Bid to save River Tyne swing bridge that just won’t swing

By Harriet Sherwood

On 17 July 1876, the world’s largest swinging bridge – a marvel of hydraulic engineering – opened for the first time, allowing access to the upper reaches of the River Tyne.

Since that day, the Newcastle Swing Bridge, designed by William Armstrong, one of the greatest names in British engineering, has opened on about 300,000 occasions for the passage of about half-a-million vessels.

But last weekend, as hundreds gathered to witness this industrial wonder in operation for the first time for more than 18 months, something deep within its bowels jammed fast.

The Port of Tyne authority, which is responsible for maintenance of the bridge, said the fault was “unforeseeable”. But the embarrassing malfunction has led to accusations the bridge is being allowed to fall into disrepair.

Historic England, the body responsible for the county’s historic environment, said the bridge is a “symbol of Tyneside’s industrial heritage and status”.

A spokesperson said: “The ability of the bridge to move as intended is a key part of its significance as a scheduled monument and Grade II*-listed building.”

Historic England said it was in contact with the port authority about the bridge but there had been “no discussions about the problems” with its ability to swing. “We would be willing to discuss any repair issues to make it operate successfully.”

A postcard, circa 1900, showing the swing bridge and high level bridge, Newcastle.
A postcard, circa 1900, showing the swing bridge and high level bridge, Newcastle. Photograph: Universal History Archive/Universal Images Group/Getty Images

Chi Onwurah, the Labour MP for Newcastle Central, said the bridge was an “iconic example of Geordie history and ingenuity”. She acknowledged there were “huge challenges” in maintaining it, but stressed it was “crucial to preserve this important example of engineering”. The port authority was “accountable to the region and the nation for the maintenance of this historic bridge,” she told the local news website Chronicle Live.

Greg Stone, a Liberal Democrat councillor in the area, said the cost of upgrading Victorian-era engineering was at the root of the problem.

“There is not a lot of spare cash at the moment, but this is a monument to Tyneside’s industrial heritage. Whether it can be kept in working order now seems to be in question.”

The port authority said it had invested £1m in the past 15 years in the bridge’s upkeep. A team of engineers had made checks ahead of last weekend’s scheduled opening, but an internal pressure valve deep failed, preventing the bridge from opening.

A Port of Tyne spokesperson said: “It was unforeseeable and, given the age of the component and where it is situated, impossible to repair at the time. We fully understand how important the swing bridge is as part of the city’s heritage, and we have our engineers working on it to fix the problem, and ensure the bridge can continue to swing.”

The Europa, the first ship to pass through the 171 metre-wide bridge, sailed upriver to the Elswick Ordnance Works, founded by Armstrong three decades earlier, where it took possession of a huge gun on behalf of the Italian government.

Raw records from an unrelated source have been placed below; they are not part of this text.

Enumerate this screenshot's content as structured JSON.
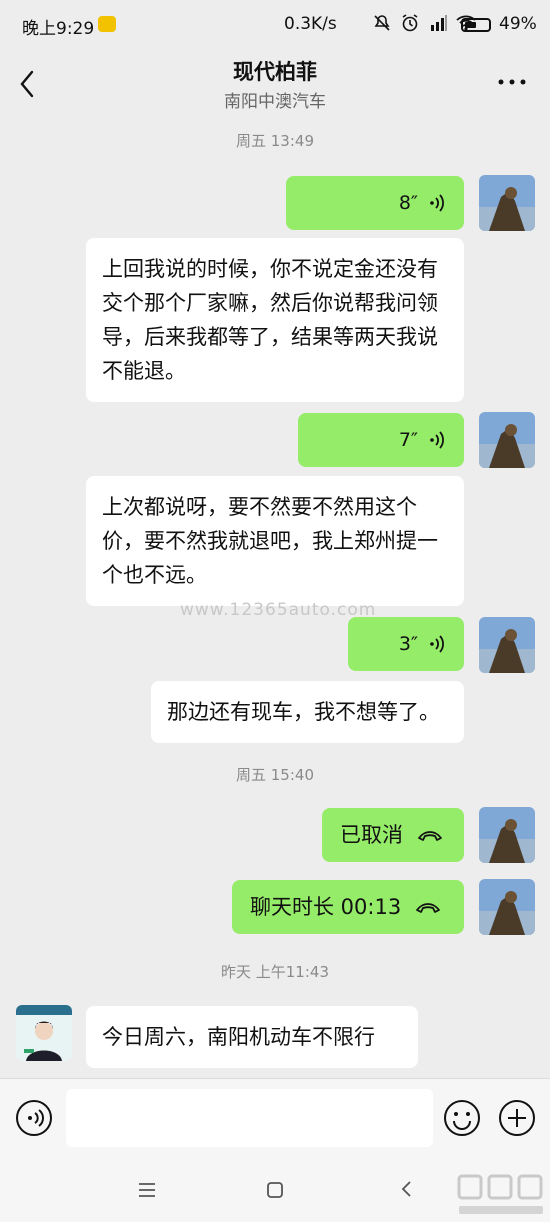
{
  "status_bar": {
    "time": "晚上9:29",
    "network_speed": "0.3K/s",
    "battery_text": "49%",
    "battery_level": 0.49,
    "icons": [
      "app-notification-icon",
      "mute-icon",
      "alarm-icon",
      "hd-signal-icon",
      "wifi-icon",
      "battery-icon"
    ]
  },
  "header": {
    "title": "现代柏菲",
    "subtitle": "南阳中澳汽车"
  },
  "messages": {
    "ts1": "周五 13:49",
    "m1_duration": "8″",
    "m2_text": "上回我说的时候，你不说定金还没有交个那个厂家嘛，然后你说帮我问领导，后来我都等了，结果等两天我说不能退。",
    "m3_duration": "7″",
    "m4_text": "上次都说呀，要不然要不然用这个价，要不然我就退吧，我上郑州提一个也不远。",
    "m5_duration": "3″",
    "m6_text": "那边还有现车，我不想等了。",
    "ts2": "周五 15:40",
    "m7_text": "已取消",
    "m8_text": "聊天时长 00:13",
    "ts3": "昨天 上午11:43",
    "m9_text": "今日周六，南阳机动车不限行"
  },
  "watermark": "www.12365auto.com",
  "input": {
    "placeholder": ""
  },
  "colors": {
    "outgoing_bubble": "#95ec69",
    "incoming_bubble": "#ffffff",
    "background": "#ededed"
  }
}
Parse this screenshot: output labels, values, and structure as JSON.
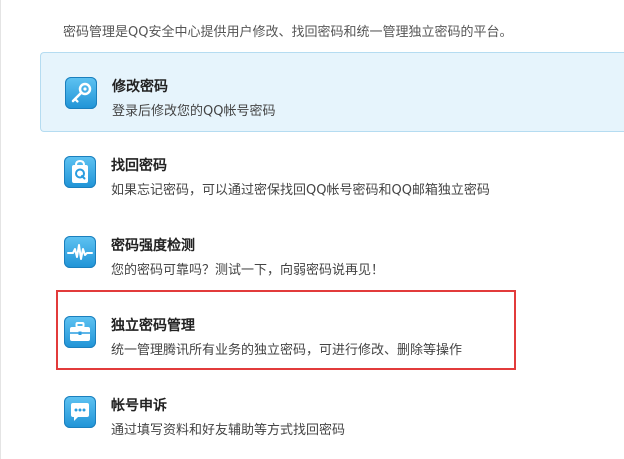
{
  "intro": "密码管理是QQ安全中心提供用户修改、找回密码和统一管理独立密码的平台。",
  "items": [
    {
      "title": "修改密码",
      "desc": "登录后修改您的QQ帐号密码",
      "icon": "key-icon"
    },
    {
      "title": "找回密码",
      "desc": "如果忘记密码，可以通过密保找回QQ帐号密码和QQ邮箱独立密码",
      "icon": "bag-q-icon"
    },
    {
      "title": "密码强度检测",
      "desc": "您的密码可靠吗？测试一下，向弱密码说再见！",
      "icon": "pulse-icon"
    },
    {
      "title": "独立密码管理",
      "desc": "统一管理腾讯所有业务的独立密码，可进行修改、删除等操作",
      "icon": "briefcase-icon"
    },
    {
      "title": "帐号申诉",
      "desc": "通过填写资料和好友辅助等方式找回密码",
      "icon": "chat-bubble-icon"
    }
  ],
  "colors": {
    "active_bg": "#e6f4fc",
    "icon_blue": "#2a9de0",
    "highlight_border": "#e23b3b"
  }
}
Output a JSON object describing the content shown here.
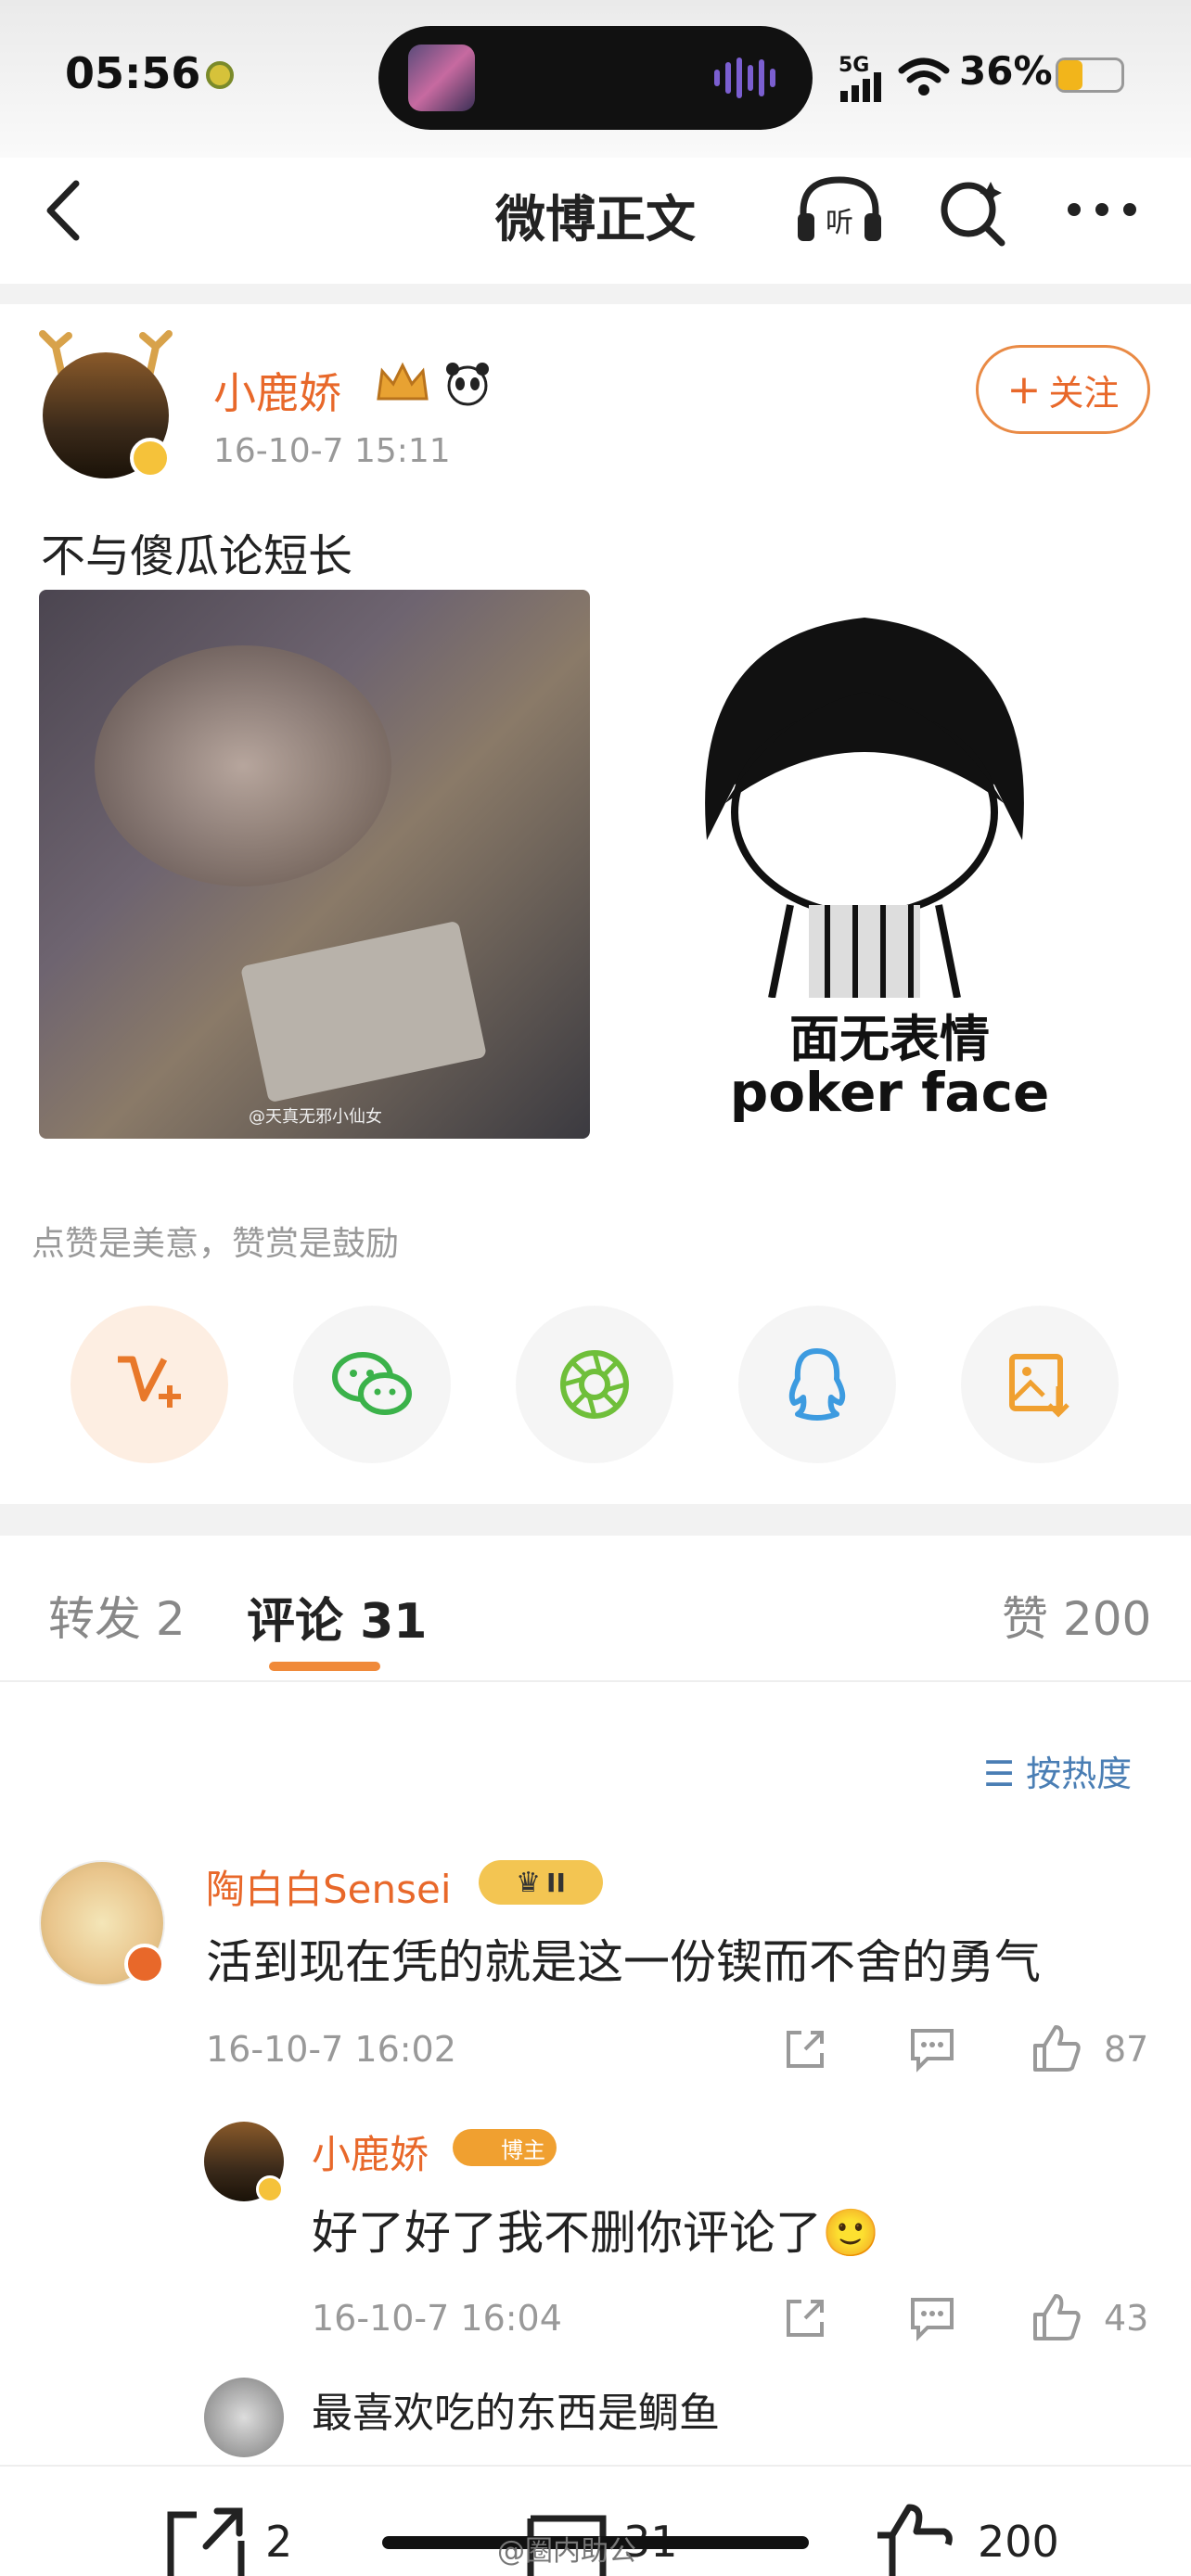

Armstrong, an inventor and philanthropist as well as a pioneering engineer, had become one of the wealthiest men in Europe by the time he died aged 90 in 1900. His obituary in the Times said: “With his death, Newcastle loses her greatest citizen, and the country at large one of the worthies of the expiring century.”